Truth be told, I find it increasingly difficult to write anything on the subject, this because I find myself in a seemingly perpetual cycle of repetition such that anything I write on the subject feels over-worked, over-used. No matter, I accepted the invitation in a spirit of self-entrapment – by committing myself, stuff would need to be written.
The article below is as it appears in the journal save that I have reinserted twenty two words which, for whatever reason, did not make the final edit. (If you’re the sort of person who enjoys a quiz – a Christmas Quiz! – you may enjoy having a punt at which words have been reinserted.)
Speaking of Christmas, I wish readers greetings of the season, and more especially, a 2018 of peace and goodwill. On that latter wish, well, don’t hold your breath, but do what you can. Others are having a bash at it too.

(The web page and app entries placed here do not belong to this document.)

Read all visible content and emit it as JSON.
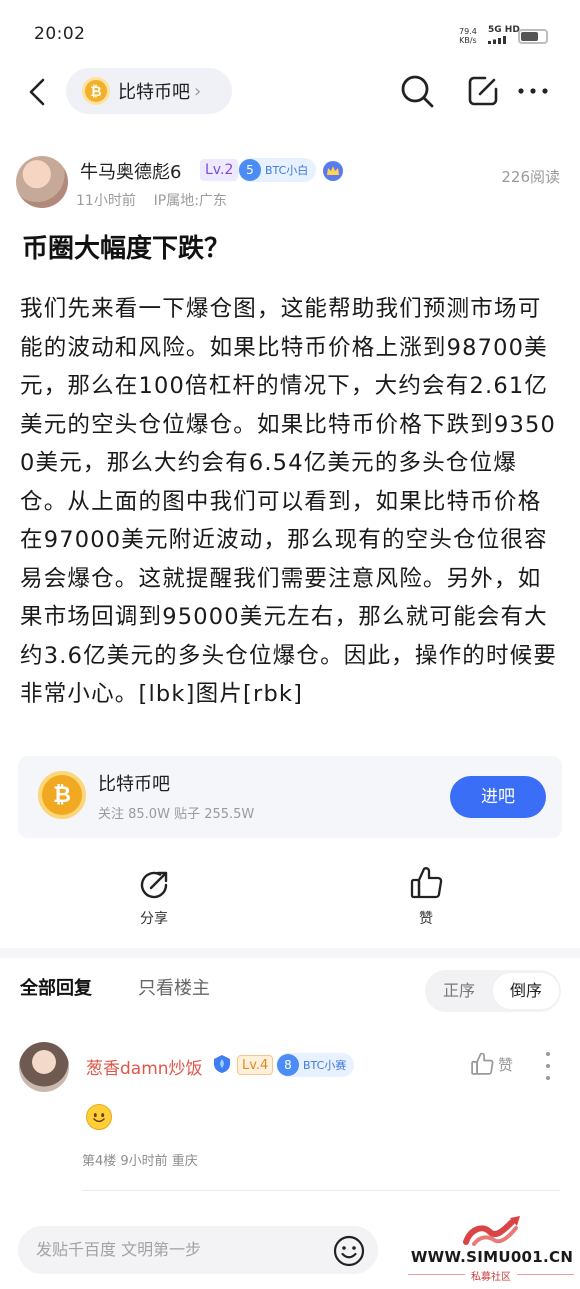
{
  "status_bar": {
    "time": "20:02",
    "net_speed": "79.4",
    "net_unit": "KB/s",
    "network": "5G HD",
    "battery_level": 0.7
  },
  "nav": {
    "forum_name": "比特币吧",
    "icons": [
      "back-icon",
      "search-icon",
      "edit-icon",
      "more-icon"
    ]
  },
  "post": {
    "author": "牛马奥德彪6",
    "level": "Lv.2",
    "fan_level": "5",
    "fan_label": "BTC小白",
    "time_ago": "11小时前",
    "ip_location": "IP属地:广东",
    "read_count": "226阅读",
    "title": "币圈大幅度下跌？",
    "body": "我们先来看一下爆仓图，这能帮助我们预测市场可能的波动和风险。如果比特币价格上涨到98700美元，那么在100倍杠杆的情况下，大约会有2.61亿美元的空头仓位爆仓。如果比特币价格下跌到93500美元，那么大约会有6.54亿美元的多头仓位爆仓。从上面的图中我们可以看到，如果比特币价格在97000美元附近波动，那么现有的空头仓位很容易会爆仓。这就提醒我们需要注意风险。另外，如果市场回调到95000美元左右，那么就可能会有大约3.6亿美元的多头仓位爆仓。因此，操作的时候要非常小心。[lbk]图片[rbk]"
  },
  "forum_card": {
    "name": "比特币吧",
    "stats": "关注 85.0W  贴子 255.5W",
    "join_label": "进吧",
    "accent": "#3b6ef6"
  },
  "actions": {
    "share_label": "分享",
    "like_label": "赞"
  },
  "replies": {
    "tab_all": "全部回复",
    "tab_owner": "只看楼主",
    "sort_asc": "正序",
    "sort_desc": "倒序",
    "items": [
      {
        "user": "葱香damn炒饭",
        "level": "Lv.4",
        "fan_level": "8",
        "fan_label": "BTC小赛",
        "like_label": "赞",
        "floor_meta": "第4楼  9小时前  重庆"
      }
    ]
  },
  "bottom": {
    "input_placeholder": "发贴千百度 文明第一步"
  },
  "watermark": {
    "url": "WWW.SIMU001.CN",
    "sub": "私募社区"
  }
}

Children and teenagers want and need to take risks. They do this ‘naturally’ in the sense that, left to their own devices, they seek out and create encounters that carry degrees of risk or uncertainty. This process of risk-taking necessarily entails exploration, discovery, and learning – about oneself, one’s capabilities, and the wider world. To take a risk is to assert one’s autonomy and power of agency. It is to learn by doing that actions have consequences. It is an aspect of moral education. Play and risk-taking are creative acts. A perspective to bear in mind as we briefly survey the scene.
Here’s a conventional playground: fenced, rubber or synthetic ‘safety’ surface, inert, uniform, dead. Inside the fence are metal swings, slides, and climbing frames. Climbing, swinging, and sliding are the only actions the equipment formally allows. But there are always renegades who will use equipment ‘wrongly:’ climbing on to the roof of play equipment that was not ‘meant’ for climbing; being upside down on a swing or slide. It’s simple really: children are exercising their sense of agency, their autonomy, their creative capacity to bend even seemingly resistant environments to their own purposes and interests. And the risks they take are generated by their choices, their imaginations, their creativity.

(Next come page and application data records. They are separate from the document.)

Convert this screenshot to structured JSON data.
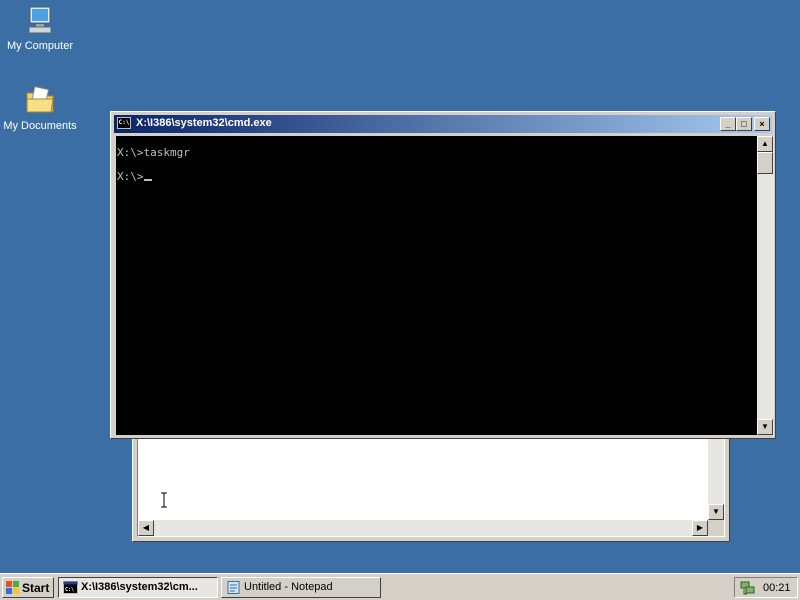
{
  "desktop": {
    "icons": [
      {
        "label": "My Computer"
      },
      {
        "label": "My Documents"
      }
    ]
  },
  "cmd_window": {
    "title": "X:\\I386\\system32\\cmd.exe",
    "icon_text": "C:\\",
    "buttons": {
      "minimize": "_",
      "maximize": "□",
      "close": "×"
    },
    "lines": [
      "X:\\>taskmgr",
      "X:\\>"
    ]
  },
  "notepad_window": {
    "title": "Untitled - Notepad",
    "content": ""
  },
  "taskbar": {
    "start_label": "Start",
    "tasks": [
      {
        "label": "X:\\I386\\system32\\cm...",
        "active": true
      },
      {
        "label": "Untitled - Notepad",
        "active": false
      }
    ],
    "clock": "00:21"
  },
  "colors": {
    "desktop": "#3a6ea5",
    "titlebar_start": "#0a246a",
    "titlebar_end": "#a6caf0",
    "console_bg": "#000000",
    "console_fg": "#c0c0c0",
    "chrome": "#d4d0c8"
  }
}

Here’s the designer, perhaps a ‘starchitect,’ whose keen, cultivated, sensibility conflates form and function – if it looks risky, it is risky. Nope. The designer, weighted with rule book, restrictive (and often questionable) design standards, and liability anxieties may be part of the problem, not the solution.
But perhaps we should start with rights, rather than design. Spatial rights. In this case the rights of children and teenagers to be able to roam, use, and loiter around their cities, towns, and villages. Their rights to be seen and heard within shared social space. The right to play. And the concomitant requirement on adults not to think those rights are being accommodated simply by the provision of sequestered, age-defined reservations; that is, playgrounds. Simply saying this, thinking this, reframes the way space and its potential is perceived.

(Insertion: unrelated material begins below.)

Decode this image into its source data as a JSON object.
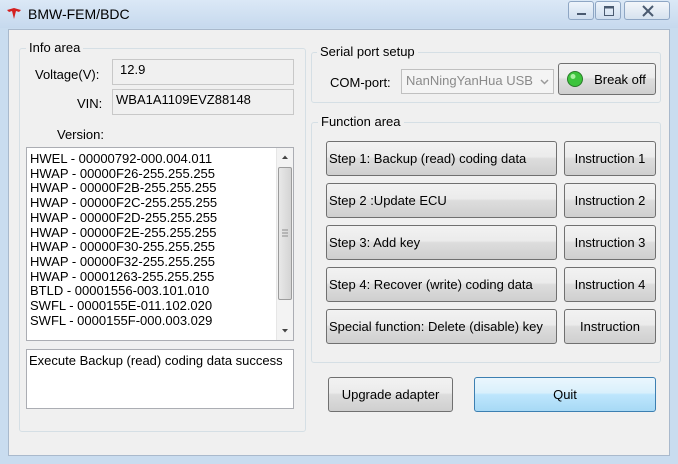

Here’s a new rule: all design briefs that aim to take account of children, teenagers, and families should prohibit the creation of playgrounds. A salutary benefit here would be to force designers to see the entire environment as potentially available to children. To be effective, this would require adults to nurture sensitivity and insight by noticing what children actually do, as distinct from what they may say they like to do when asked in some useless consultation. Recalling one’s own childhood can offer clues in this regard. Readers of this are likely to have been children once.
This is not a technical, apolitical exercise. Rather, it is underpinned by a key value: the need to legitimise children in public and communal space. This is risky stuff, given how teenagers in particular are often negatively perceived, and that’s without considering perceptions and prejudices in respect of race and class.
Children will always like to swing, slide, climb, and there are many ways to provide those experiences, one way being specialist equipment (though it doesn’t need to be in a playground). But the wider, more general point is that the environment as a whole has the potential to be playable space. What curtails that potential is a culture of prohibition combined with a uni-perspective, such that a bench is only for sitting, not for climbing and jumping. Our attention needs to be directed towards engendering a culture of permission along with a broad view of what constitutes ‘playability.’
This is not to suggest unhindered licence – there is an etiquette of reciprocal and mutual courtesies to be observed by all users of shared space. But the form and meaning this takes is in part governed by whether a culture of prohibition or permission prevails.
Children and teenagers being seen and heard in shared public and communal space is one of the hallmarks of a society at ease with itself. We are not at ease.